Youth party calls for referendum over monarchy

March 2018 photo shows Grand Duke Henri and Grand Duchess Maria Teresa during a State visit to France Cour grand-ducale/Bertrand Rindoff

March 2018 photo shows Grand Duke Henri and Grand Duchess Maria Teresa during a State visit to France Cour grand-ducale/Bertrand Rindoff

The Jeunesses Socialistes Luxembourgeoises (JSL) is calling for a referendum on abolishing the country’s constitutional monarchy in favour of a republic.

The question from the youth section of the LSAP, one of the three parties to form the coalition government, comes after the publishing of the Waringo report, a government commissioned investigation into the royal court.

Published on Friday, its author, Jeannot Waringo, outlined the need for reform of the grand ducal court, notably in relation to the role played by the Grand Duchess in staffing matters. The marshall of the grand ducal court responded that the court would contribute constructively in implementing improvements proposed in the report.

It was not enough, however, for the JSL who wrote on Wednesday: “In this discourse on the modernisation of the monarchy, we increasingly come to the conclusion that the monarchy is less and less compatible with our modern values ​​and ideas of democracy.”

Equality, democracy & spending

The JSL takes issue with the fact the royal family receives social privileges through birth right, which defeats the idea that all people are equal.

However, if the state were to assume greater power over the grand ducal family’s activities and responsibilities, the JSL recognises it risks reducing the head of state to a puppet, which would “violate all human principles and fundamental rights”.

“We do not want people to be privileged based on their origins, nor do they want their freedom, the right to self-determination and the right to privacy to be impaired,” it wrote.

As for court spending, the 2020 budget allowed for €10.6m. The JSL claims real tax contributions to the family are closer to €14.3m, saying this money also flows into “areas of everyday private life.”

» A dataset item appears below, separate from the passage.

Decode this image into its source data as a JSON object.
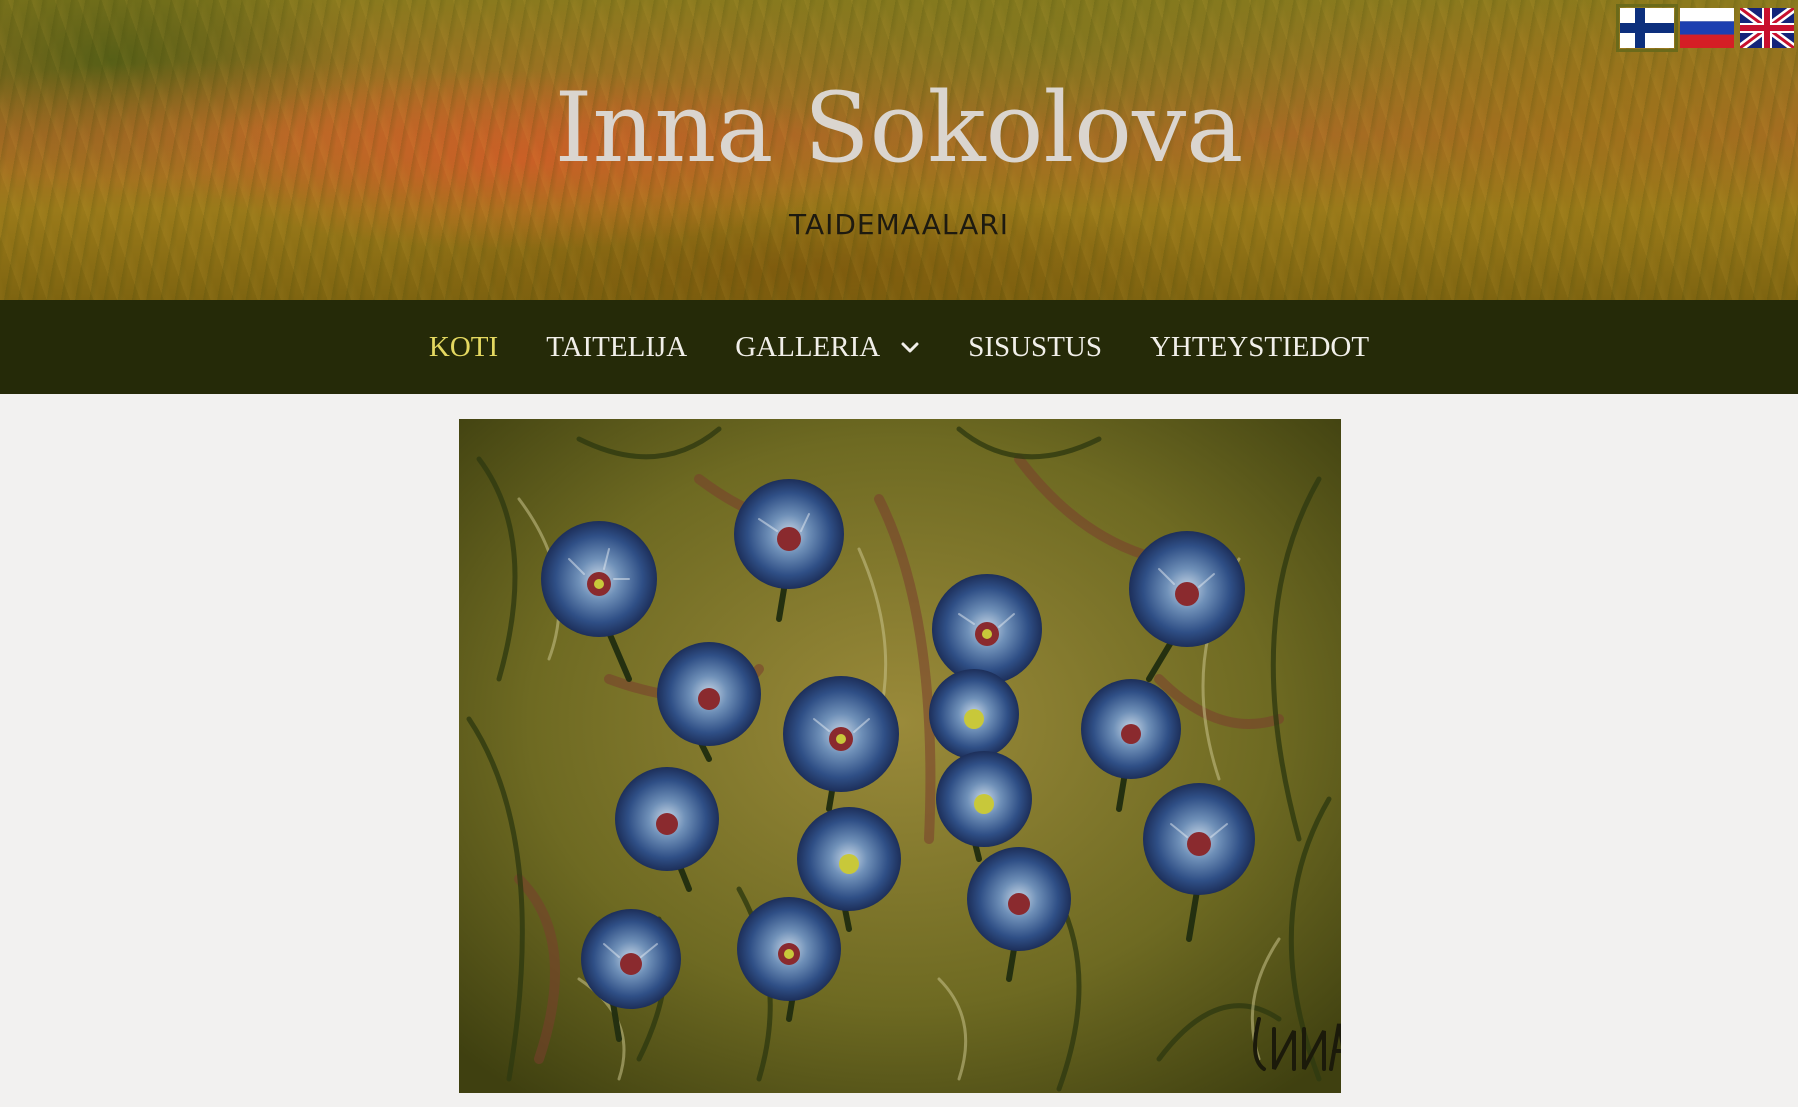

“We come to the conclusion that the demand should rather be to remove the institutionalized elements of the monarchy entirely from the government. Only in this way could the state, the government and the grand ducal family preserve their own dignity in the long term.”